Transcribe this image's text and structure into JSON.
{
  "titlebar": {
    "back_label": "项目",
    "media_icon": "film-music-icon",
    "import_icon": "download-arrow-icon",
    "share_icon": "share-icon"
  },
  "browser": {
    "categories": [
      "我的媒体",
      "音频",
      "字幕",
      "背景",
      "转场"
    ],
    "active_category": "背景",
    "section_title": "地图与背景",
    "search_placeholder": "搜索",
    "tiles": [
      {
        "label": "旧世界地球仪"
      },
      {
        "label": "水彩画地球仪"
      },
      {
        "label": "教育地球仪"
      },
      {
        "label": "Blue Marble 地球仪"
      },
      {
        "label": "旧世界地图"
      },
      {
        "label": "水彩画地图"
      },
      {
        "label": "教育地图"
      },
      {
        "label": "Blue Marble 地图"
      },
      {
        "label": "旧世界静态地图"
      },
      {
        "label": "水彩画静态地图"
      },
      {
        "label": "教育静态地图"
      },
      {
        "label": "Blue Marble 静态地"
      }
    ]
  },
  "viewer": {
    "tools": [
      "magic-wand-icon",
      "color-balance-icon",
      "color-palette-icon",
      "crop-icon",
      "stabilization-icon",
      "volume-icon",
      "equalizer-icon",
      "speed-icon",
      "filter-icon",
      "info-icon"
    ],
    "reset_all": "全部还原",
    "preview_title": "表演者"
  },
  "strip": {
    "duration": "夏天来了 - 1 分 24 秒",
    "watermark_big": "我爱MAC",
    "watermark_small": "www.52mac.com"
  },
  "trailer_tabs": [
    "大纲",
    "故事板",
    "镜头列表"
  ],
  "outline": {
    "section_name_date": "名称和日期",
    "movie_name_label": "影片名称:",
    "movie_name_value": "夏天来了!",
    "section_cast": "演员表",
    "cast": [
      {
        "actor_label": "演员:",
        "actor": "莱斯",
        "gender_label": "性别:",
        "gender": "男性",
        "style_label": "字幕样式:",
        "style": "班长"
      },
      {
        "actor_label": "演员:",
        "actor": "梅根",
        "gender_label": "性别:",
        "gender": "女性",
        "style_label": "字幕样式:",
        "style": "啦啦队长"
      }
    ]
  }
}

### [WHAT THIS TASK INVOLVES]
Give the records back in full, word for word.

### [FINISHED TASK]
Transcribe this image's text and structure into JSON.
{
  "titlebar": {
    "back_label": "项目",
    "media_icon": "film-music-icon",
    "import_icon": "download-arrow-icon",
    "share_icon": "share-icon"
  },
  "browser": {
    "categories": [
      "我的媒体",
      "音频",
      "字幕",
      "背景",
      "转场"
    ],
    "active_category": "背景",
    "section_title": "地图与背景",
    "search_placeholder": "搜索",
    "tiles": [
      {
        "label": "旧世界地球仪"
      },
      {
        "label": "水彩画地球仪"
      },
      {
        "label": "教育地球仪"
      },
      {
        "label": "Blue Marble 地球仪"
      },
      {
        "label": "旧世界地图"
      },
      {
        "label": "水彩画地图"
      },
      {
        "label": "教育地图"
      },
      {
        "label": "Blue Marble 地图"
      },
      {
        "label": "旧世界静态地图"
      },
      {
        "label": "水彩画静态地图"
      },
      {
        "label": "教育静态地图"
      },
      {
        "label": "Blue Marble 静态地"
      }
    ]
  },
  "viewer": {
    "tools": [
      "magic-wand-icon",
      "color-balance-icon",
      "color-palette-icon",
      "crop-icon",
      "stabilization-icon",
      "volume-icon",
      "equalizer-icon",
      "speed-icon",
      "filter-icon",
      "info-icon"
    ],
    "reset_all": "全部还原",
    "preview_title": "表演者"
  },
  "strip": {
    "duration": "夏天来了 - 1 分 24 秒",
    "watermark_big": "我爱MAC",
    "watermark_small": "www.52mac.com"
  },
  "trailer_tabs": [
    "大纲",
    "故事板",
    "镜头列表"
  ],
  "outline": {
    "section_name_date": "名称和日期",
    "movie_name_label": "影片名称:",
    "movie_name_value": "夏天来了!",
    "section_cast": "演员表",
    "cast": [
      {
        "actor_label": "演员:",
        "actor": "莱斯",
        "gender_label": "性别:",
        "gender": "男性",
        "style_label": "字幕样式:",
        "style": "班长"
      },
      {
        "actor_label": "演员:",
        "actor": "梅根",
        "gender_label": "性别:",
        "gender": "女性",
        "style_label": "字幕样式:",
        "style": "啦啦队长"
      }
    ]
  }
}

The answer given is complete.